As a new assistant professor in the Department of Mathematics at the University of Notre Dame, Juanita Pinzón-Caicedo is looking forward to the service component portion that tenure-track professors are asked to complete as much as her research in topology and teaching responsibilities.
Pinzón-Caicedo studies knot theory, gauge theory, trisections, and other areas within low-dimensional topology, which is the study of the properties of “deformed” objects with continuous spaces that have four or fewer dimensions. Notre Dame is highly ranked nationally for its topology program, and Pinzón-Caicedo will be one of two low-dimensional topologists and among 14 topology faculty in the mathematics department.
As a low-dimensional topologist, Pinzón-Caicedo’s objects of study are abstract, and sometimes mathematicians feel that their work can be perceived as “creations of our minds,” she said. But she believes bringing mathematical skills to others and sharing practical applications will help people go further in life. She stressed that people may still go far without math skills, but more paths are open to people who are comfortable with the subject.
Pinzón-Caicedo put together a recital of modern dance and mathematics with her mentor at North Carolina State University, where she was completing her post-doctoral research.
Her mentor danced, and Pinzón-Caicedo was in one of the scenes. After the performance, parents with children came up to speak with her. One girl expressed an interest in mathematics, and another in physics.
“I turned to them and said, ‘keep going. I want you to be my colleague one day. I want you to have the office next to mine,” Pinzón-Caicedo said.
She felt the opportunity to share those opportunities was stronger at Notre Dame than at other universities she considered joining.
“I felt a strange feeling of familiarity when I came to interview at Notre Dame, and it was a gut feeling that I would do well here, and that I would flourish,” she said.
Pinzón-Caicedo earned her bachelor’s degree in mathematics from Universidad de Los Andes, Bogota, Colombia, and her doctoral degree in mathematics from Indiana University. She began teaching math as an undergraduate student, and worked as a postdoctoral teaching and research assistant at the University of Georgia. She has been a postdoctoral research scholar at North Carolina State University from 2017 until 2019, when she visited the Max Planck Institute for Mathematics in Bonn, Germany for the 2019-2020 academic year. She has published several papers, and has several more prepared to submit.

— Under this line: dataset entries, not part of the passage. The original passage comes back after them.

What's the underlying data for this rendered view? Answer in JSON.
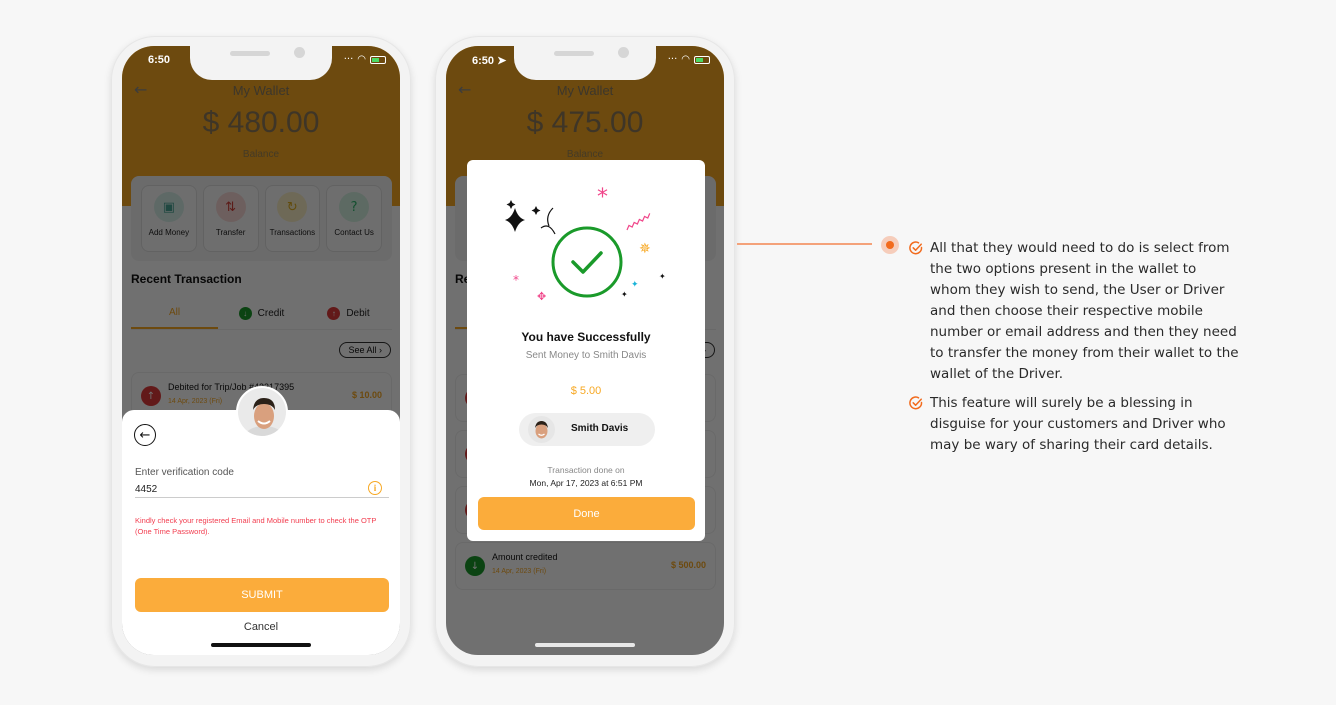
{
  "phone1": {
    "status_time": "6:50",
    "header": {
      "title": "My Wallet",
      "balance": "$ 480.00",
      "balance_label": "Balance"
    },
    "actions": [
      {
        "label": "Add Money",
        "icon": "folder-plus-icon",
        "color": "#5fb8a8"
      },
      {
        "label": "Transfer",
        "icon": "transfer-icon",
        "color": "#e0564e"
      },
      {
        "label": "Transactions",
        "icon": "sync-icon",
        "color": "#f2c230"
      },
      {
        "label": "Contact Us",
        "icon": "help-icon",
        "color": "#3cc07a"
      }
    ],
    "recent_title": "Recent Transaction",
    "tabs": [
      {
        "label": "All",
        "active": true
      },
      {
        "label": "Credit",
        "icon": "arrow-down-icon",
        "color": "#1a9a2a"
      },
      {
        "label": "Debit",
        "icon": "arrow-up-icon",
        "color": "#e03a3a"
      }
    ],
    "see_all": "See All",
    "transactions": [
      {
        "title": "Debited for Trip/Job #43317395",
        "date": "14 Apr, 2023 (Fri)",
        "amount": "$ 10.00",
        "type": "debit"
      }
    ],
    "sheet": {
      "code_label": "Enter verification code",
      "code_value": "4452",
      "warning": "Kindly check your registered Email and Mobile number to check the OTP (One Time Password).",
      "submit_label": "SUBMIT",
      "cancel_label": "Cancel"
    }
  },
  "phone2": {
    "status_time": "6:50",
    "header": {
      "title": "My Wallet",
      "balance": "$ 475.00",
      "balance_label": "Balance"
    },
    "recent_title": "Re",
    "transactions": [
      {
        "title": "Amount credited",
        "date": "14 Apr, 2023 (Fri)",
        "amount": "$ 500.00",
        "type": "credit"
      }
    ],
    "modal": {
      "title": "You have Successfully",
      "subtitle": "Sent Money to Smith Davis",
      "amount": "$ 5.00",
      "recipient_name": "Smith Davis",
      "done_on_label": "Transaction done on",
      "done_on_date": "Mon, Apr 17, 2023 at 6:51 PM",
      "done_button": "Done"
    }
  },
  "annotation": {
    "bullets": [
      "All that they would need to do is select from the two options present in the wallet to whom they wish to send, the User or Driver and then choose their respective mobile number or email address and then they need to transfer the money from their wallet to the wallet of the Driver.",
      "This feature will surely be a blessing in disguise for your customers and Driver who may be wary of sharing their card details."
    ]
  },
  "colors": {
    "accent": "#f7a823",
    "button": "#fbac3b",
    "success": "#1a9a2a",
    "error": "#f23d4f",
    "annotation": "#f26b1d"
  }
}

U.S.-based Latinx mathematicians are not common in low-dimensional topology, she said. Though Pinzón-Caicedo plans to explore the social justice opportunities at Notre Dame, she knows that her greatest tool to bring about change runs deeper. In addition to the service work she plans to do, she’s looking forward to beginning her teaching responsibilities and collaborating with other researchers in her department.
“Something I can do that will have a tremendous impact for women and underrepresented minorities in science is to be a really good mathematician,” Pinzón-Caicedo said. “Becoming a professor at the University of Notre Dame has an impact not just for me personally, but also for people who are going to see me in this role.”